Yet, if a third-party auditor were to decertify a producer — take away its organic certification — because the producer’s practices had fallen out of compliance with organic standards, surely Trader Joe’s would respect that decision. Otherwise, its claim of offering organic products would be a farce, if not a fraud.

And that is all the Fair Food Program asks of retailers when it comes to human rights standards. If a grower fails to comply with the standards of the Fair Food Code of Conduct, participating retailers must be willing to enforce the Code with market consequences — including termination of purchases.

Yet it seems that Trader Joe’s doesn’t want anyone telling them where they can or can’t buy their tomatoes, no matter what a third-party monitor finds to be happening on the farm. This is the exact attitude – “I want the cheapest tomato possible, no questions asked” – that bred the industry’s past abuses.

And that’s the problem. Because in the end, if Trader Joe’s insists on its right to buy tomatoes from farms where human rights violations — from slavery to sexual harassment — are found, then they are not even “endorsing” the Fair Food Code of Conduct. They’re just encouraging and enabling those who would violate it.

And that puts them squarely at the rear of the retail food industry when it comes to progressive purchasing policies, behind Whole Foods, behind McDonald’s and Subway, behind even Yum Brands.

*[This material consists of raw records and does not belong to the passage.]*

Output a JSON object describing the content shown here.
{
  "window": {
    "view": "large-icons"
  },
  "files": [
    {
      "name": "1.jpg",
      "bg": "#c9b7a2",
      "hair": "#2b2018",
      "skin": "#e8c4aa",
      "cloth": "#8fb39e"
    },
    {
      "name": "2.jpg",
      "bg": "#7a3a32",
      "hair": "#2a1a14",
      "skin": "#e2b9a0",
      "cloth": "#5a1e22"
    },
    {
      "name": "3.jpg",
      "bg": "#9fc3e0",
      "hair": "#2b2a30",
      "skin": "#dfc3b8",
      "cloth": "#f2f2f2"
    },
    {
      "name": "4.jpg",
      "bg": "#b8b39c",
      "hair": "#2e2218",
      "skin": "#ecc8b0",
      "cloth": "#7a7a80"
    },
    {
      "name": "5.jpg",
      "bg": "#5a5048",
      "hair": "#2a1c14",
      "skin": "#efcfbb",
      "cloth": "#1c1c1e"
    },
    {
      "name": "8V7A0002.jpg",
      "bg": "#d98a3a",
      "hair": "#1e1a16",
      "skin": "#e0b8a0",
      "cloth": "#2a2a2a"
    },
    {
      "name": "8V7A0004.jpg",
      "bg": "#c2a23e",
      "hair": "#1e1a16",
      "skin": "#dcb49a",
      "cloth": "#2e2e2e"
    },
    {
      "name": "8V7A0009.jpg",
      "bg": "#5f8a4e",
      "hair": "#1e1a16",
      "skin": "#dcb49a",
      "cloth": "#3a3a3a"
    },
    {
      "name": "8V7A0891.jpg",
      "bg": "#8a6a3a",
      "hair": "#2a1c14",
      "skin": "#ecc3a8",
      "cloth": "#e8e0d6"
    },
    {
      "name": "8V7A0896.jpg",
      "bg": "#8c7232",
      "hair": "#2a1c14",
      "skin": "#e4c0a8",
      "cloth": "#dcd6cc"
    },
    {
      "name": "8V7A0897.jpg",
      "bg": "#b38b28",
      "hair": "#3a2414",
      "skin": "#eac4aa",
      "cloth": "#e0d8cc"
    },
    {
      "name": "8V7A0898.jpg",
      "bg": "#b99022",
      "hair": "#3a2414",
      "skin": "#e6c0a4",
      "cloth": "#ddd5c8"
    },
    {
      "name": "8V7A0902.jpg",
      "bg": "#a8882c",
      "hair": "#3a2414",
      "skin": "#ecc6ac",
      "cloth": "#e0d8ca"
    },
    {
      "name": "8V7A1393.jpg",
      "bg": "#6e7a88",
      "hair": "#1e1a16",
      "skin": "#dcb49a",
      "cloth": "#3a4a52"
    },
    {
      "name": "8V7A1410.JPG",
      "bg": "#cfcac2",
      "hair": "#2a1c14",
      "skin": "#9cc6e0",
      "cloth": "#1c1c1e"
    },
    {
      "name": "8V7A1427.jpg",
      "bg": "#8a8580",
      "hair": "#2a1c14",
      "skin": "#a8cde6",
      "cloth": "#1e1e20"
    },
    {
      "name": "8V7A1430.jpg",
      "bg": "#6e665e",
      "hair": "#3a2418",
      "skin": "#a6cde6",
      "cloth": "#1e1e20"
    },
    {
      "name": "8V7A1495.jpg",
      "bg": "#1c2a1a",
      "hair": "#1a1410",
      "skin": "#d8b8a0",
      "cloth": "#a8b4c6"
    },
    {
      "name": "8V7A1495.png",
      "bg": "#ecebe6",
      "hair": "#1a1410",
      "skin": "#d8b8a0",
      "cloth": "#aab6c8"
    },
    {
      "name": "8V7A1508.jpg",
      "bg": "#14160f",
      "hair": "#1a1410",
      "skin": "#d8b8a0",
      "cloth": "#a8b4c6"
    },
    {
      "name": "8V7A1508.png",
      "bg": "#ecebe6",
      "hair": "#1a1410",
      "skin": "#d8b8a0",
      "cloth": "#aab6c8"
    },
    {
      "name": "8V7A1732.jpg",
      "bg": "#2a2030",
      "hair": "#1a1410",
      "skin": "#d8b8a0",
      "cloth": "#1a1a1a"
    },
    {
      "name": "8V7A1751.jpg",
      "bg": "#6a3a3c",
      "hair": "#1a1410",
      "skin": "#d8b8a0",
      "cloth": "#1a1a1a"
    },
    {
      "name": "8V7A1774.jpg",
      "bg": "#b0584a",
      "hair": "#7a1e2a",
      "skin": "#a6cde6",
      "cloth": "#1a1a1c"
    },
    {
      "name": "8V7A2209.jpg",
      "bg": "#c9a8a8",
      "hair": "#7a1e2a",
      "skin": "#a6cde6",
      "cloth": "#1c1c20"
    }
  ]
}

Hardly where you’d expect to find one of the “world’s most ethical companies.”

Now, finally, after that rather lengthy detour, click here to see the point-by-point debunking of Trader Joe’s latest “Note to Our Customers”.

Oh, and, as Trader Joe’s says, “Thanks for listening”…